The wildlife on Table Mountain

At first sight Table Mountain may appear a pretty barren lump of rock that would be unable to support too much wildlife. However there is a multitude of wildlife on Table Mountain, some very rarely seen but some have become quite used to human presence and are often seen by hikers on the mountain. One of the most adaptable orders seems to be the rodents. And when I say rodent please don’t just think of disease carrying rats. Rodents are identified as animals that have continually growing incisor teeth that need to be worn down through continuous gnawing. It is a hugely varied order with 40% of mammal species in the world being rodents!

Here are just some of the rodent species that I see on Table Mountain quite regularly.

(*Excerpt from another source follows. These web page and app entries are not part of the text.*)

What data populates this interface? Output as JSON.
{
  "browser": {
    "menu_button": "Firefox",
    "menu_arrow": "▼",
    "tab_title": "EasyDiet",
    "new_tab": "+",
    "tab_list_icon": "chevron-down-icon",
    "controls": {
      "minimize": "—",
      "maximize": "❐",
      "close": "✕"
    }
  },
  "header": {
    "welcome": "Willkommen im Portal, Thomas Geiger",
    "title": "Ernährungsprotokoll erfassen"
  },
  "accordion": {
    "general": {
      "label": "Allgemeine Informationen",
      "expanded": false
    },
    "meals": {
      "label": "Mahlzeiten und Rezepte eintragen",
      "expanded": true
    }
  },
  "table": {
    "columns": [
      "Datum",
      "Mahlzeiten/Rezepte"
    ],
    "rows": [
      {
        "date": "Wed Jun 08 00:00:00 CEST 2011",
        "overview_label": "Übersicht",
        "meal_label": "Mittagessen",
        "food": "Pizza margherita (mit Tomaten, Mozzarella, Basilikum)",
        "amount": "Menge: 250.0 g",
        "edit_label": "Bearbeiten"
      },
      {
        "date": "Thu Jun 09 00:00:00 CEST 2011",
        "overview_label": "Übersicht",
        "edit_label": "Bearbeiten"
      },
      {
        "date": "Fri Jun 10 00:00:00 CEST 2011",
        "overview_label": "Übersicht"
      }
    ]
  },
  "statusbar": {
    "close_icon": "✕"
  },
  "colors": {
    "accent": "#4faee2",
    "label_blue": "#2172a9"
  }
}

The striped mouse is a lovely little rodent. Easily distinguished by its dark dorsal stripe. Although it naturally feeds mainly on seeds, it has become accustomed to foraging in areas where people regularly eat. It is believed that at least 20 Protea species are pollinated by various mouse species. A fact that was only discovered in the late 1970’s.

Wildlife of Table Mountain

A cute little striped mouse has learned that people leave tasty crumbs

Whilst spotting the nocturnal porcupine is very rare you will often find evidence of their activites. Either in discarded spines or in the holes left where they have been digging for bulbs and tubers their favourite food. Occasionally you may be lucky to spot one in the early morning. The Porcupine is the largest rodent found on Table Mountain

wildlife on Table Mountain

A porcupine quill is evedence of activity on the mountain at night

Another common sight on Table Mountain is the Cape Grey mongoose. These small solitary mammals are active during the day and often seen scurrying across the road, or digging in a bin. Very shy and quick to run away they are nevertheless cheeky and are found in some of the most crowded areas of Table Mountain.

Wildlife on Table Mountain

The Cape Grey Mongoose beating a hasty retreat as we approach

The dassie, or Rock Hyrax, is a favourite sight amongst visitors. Not least because of its genetic classification. In fact the Dassie is not a rodent. It is so unusual that it has its own order (Hyracoidea) and that the elephant is its nearest living relative. This seemingly bizarre fact is definitely not due to any obvious physial similarities but due to a common ancestor.

Wildlife on Table Mountain

Although not a rodent, the dassie has to be mentioned

To explore Table Mountain contact Binny. We will ensure you enjoy the best sights and escape the crowds